**Work order**:
Output the data as it stands. Each line must match exactly.

**Dataset records**:
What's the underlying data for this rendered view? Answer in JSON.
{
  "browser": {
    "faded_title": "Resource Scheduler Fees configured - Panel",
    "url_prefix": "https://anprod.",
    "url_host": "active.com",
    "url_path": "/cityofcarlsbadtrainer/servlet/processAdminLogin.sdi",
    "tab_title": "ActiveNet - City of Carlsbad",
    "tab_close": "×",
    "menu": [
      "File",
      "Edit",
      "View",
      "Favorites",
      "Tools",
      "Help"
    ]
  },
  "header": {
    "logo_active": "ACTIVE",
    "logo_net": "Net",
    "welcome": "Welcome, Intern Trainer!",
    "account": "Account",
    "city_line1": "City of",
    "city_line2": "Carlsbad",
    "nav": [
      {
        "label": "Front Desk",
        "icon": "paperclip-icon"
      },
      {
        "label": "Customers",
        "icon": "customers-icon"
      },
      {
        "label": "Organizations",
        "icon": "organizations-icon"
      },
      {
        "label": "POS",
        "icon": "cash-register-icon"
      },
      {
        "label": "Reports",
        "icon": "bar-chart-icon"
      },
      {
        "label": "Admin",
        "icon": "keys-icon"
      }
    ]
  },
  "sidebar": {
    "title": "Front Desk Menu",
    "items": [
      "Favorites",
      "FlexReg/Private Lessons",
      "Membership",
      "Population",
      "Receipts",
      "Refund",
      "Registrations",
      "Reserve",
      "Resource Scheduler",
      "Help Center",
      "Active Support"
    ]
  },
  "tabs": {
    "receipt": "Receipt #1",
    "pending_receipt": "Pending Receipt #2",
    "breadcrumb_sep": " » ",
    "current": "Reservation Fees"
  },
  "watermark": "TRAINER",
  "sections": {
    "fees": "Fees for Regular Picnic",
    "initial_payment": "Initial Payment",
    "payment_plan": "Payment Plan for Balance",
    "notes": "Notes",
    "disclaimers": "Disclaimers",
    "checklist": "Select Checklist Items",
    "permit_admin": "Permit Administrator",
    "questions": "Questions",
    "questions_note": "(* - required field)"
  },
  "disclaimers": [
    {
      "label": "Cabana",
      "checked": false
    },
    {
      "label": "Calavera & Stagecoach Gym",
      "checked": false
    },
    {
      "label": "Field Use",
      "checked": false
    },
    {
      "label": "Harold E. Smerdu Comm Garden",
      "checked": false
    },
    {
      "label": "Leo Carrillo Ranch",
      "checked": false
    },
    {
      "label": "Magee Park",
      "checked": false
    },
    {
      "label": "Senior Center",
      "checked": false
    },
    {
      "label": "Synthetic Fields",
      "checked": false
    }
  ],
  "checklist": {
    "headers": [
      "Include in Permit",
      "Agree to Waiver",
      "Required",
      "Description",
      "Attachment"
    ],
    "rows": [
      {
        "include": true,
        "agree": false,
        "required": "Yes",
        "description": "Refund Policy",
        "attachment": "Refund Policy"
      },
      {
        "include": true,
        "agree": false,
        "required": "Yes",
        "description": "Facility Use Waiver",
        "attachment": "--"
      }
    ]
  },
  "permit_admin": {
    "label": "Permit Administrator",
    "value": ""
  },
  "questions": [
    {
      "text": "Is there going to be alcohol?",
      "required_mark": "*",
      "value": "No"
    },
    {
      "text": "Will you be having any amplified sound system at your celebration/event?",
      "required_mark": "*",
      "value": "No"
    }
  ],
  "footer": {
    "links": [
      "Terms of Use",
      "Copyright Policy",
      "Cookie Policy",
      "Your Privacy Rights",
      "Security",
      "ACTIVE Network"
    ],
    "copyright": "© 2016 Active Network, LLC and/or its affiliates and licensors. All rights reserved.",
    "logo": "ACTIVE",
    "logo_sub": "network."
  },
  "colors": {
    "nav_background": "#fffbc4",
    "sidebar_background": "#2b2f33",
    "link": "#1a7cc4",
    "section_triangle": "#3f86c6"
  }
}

**Task response**:
What's the underlying data for this rendered view? Answer in JSON.
{
  "browser": {
    "faded_title": "Resource Scheduler Fees configured - Panel",
    "url_prefix": "https://anprod.",
    "url_host": "active.com",
    "url_path": "/cityofcarlsbadtrainer/servlet/processAdminLogin.sdi",
    "tab_title": "ActiveNet - City of Carlsbad",
    "tab_close": "×",
    "menu": [
      "File",
      "Edit",
      "View",
      "Favorites",
      "Tools",
      "Help"
    ]
  },
  "header": {
    "logo_active": "ACTIVE",
    "logo_net": "Net",
    "welcome": "Welcome, Intern Trainer!",
    "account": "Account",
    "city_line1": "City of",
    "city_line2": "Carlsbad",
    "nav": [
      {
        "label": "Front Desk",
        "icon": "paperclip-icon"
      },
      {
        "label": "Customers",
        "icon": "customers-icon"
      },
      {
        "label": "Organizations",
        "icon": "organizations-icon"
      },
      {
        "label": "POS",
        "icon": "cash-register-icon"
      },
      {
        "label": "Reports",
        "icon": "bar-chart-icon"
      },
      {
        "label": "Admin",
        "icon": "keys-icon"
      }
    ]
  },
  "sidebar": {
    "title": "Front Desk Menu",
    "items": [
      "Favorites",
      "FlexReg/Private Lessons",
      "Membership",
      "Population",
      "Receipts",
      "Refund",
      "Registrations",
      "Reserve",
      "Resource Scheduler",
      "Help Center",
      "Active Support"
    ]
  },
  "tabs": {
    "receipt": "Receipt #1",
    "pending_receipt": "Pending Receipt #2",
    "breadcrumb_sep": " » ",
    "current": "Reservation Fees"
  },
  "watermark": "TRAINER",
  "sections": {
    "fees": "Fees for Regular Picnic",
    "initial_payment": "Initial Payment",
    "payment_plan": "Payment Plan for Balance",
    "notes": "Notes",
    "disclaimers": "Disclaimers",
    "checklist": "Select Checklist Items",
    "permit_admin": "Permit Administrator",
    "questions": "Questions",
    "questions_note": "(* - required field)"
  },
  "disclaimers": [
    {
      "label": "Cabana",
      "checked": false
    },
    {
      "label": "Calavera & Stagecoach Gym",
      "checked": false
    },
    {
      "label": "Field Use",
      "checked": false
    },
    {
      "label": "Harold E. Smerdu Comm Garden",
      "checked": false
    },
    {
      "label": "Leo Carrillo Ranch",
      "checked": false
    },
    {
      "label": "Magee Park",
      "checked": false
    },
    {
      "label": "Senior Center",
      "checked": false
    },
    {
      "label": "Synthetic Fields",
      "checked": false
    }
  ],
  "checklist": {
    "headers": [
      "Include in Permit",
      "Agree to Waiver",
      "Required",
      "Description",
      "Attachment"
    ],
    "rows": [
      {
        "include": true,
        "agree": false,
        "required": "Yes",
        "description": "Refund Policy",
        "attachment": "Refund Policy"
      },
      {
        "include": true,
        "agree": false,
        "required": "Yes",
        "description": "Facility Use Waiver",
        "attachment": "--"
      }
    ]
  },
  "permit_admin": {
    "label": "Permit Administrator",
    "value": ""
  },
  "questions": [
    {
      "text": "Is there going to be alcohol?",
      "required_mark": "*",
      "value": "No"
    },
    {
      "text": "Will you be having any amplified sound system at your celebration/event?",
      "required_mark": "*",
      "value": "No"
    }
  ],
  "footer": {
    "links": [
      "Terms of Use",
      "Copyright Policy",
      "Cookie Policy",
      "Your Privacy Rights",
      "Security",
      "ACTIVE Network"
    ],
    "copyright": "© 2016 Active Network, LLC and/or its affiliates and licensors. All rights reserved.",
    "logo": "ACTIVE",
    "logo_sub": "network."
  },
  "colors": {
    "nav_background": "#fffbc4",
    "sidebar_background": "#2b2f33",
    "link": "#1a7cc4",
    "section_triangle": "#3f86c6"
  }
}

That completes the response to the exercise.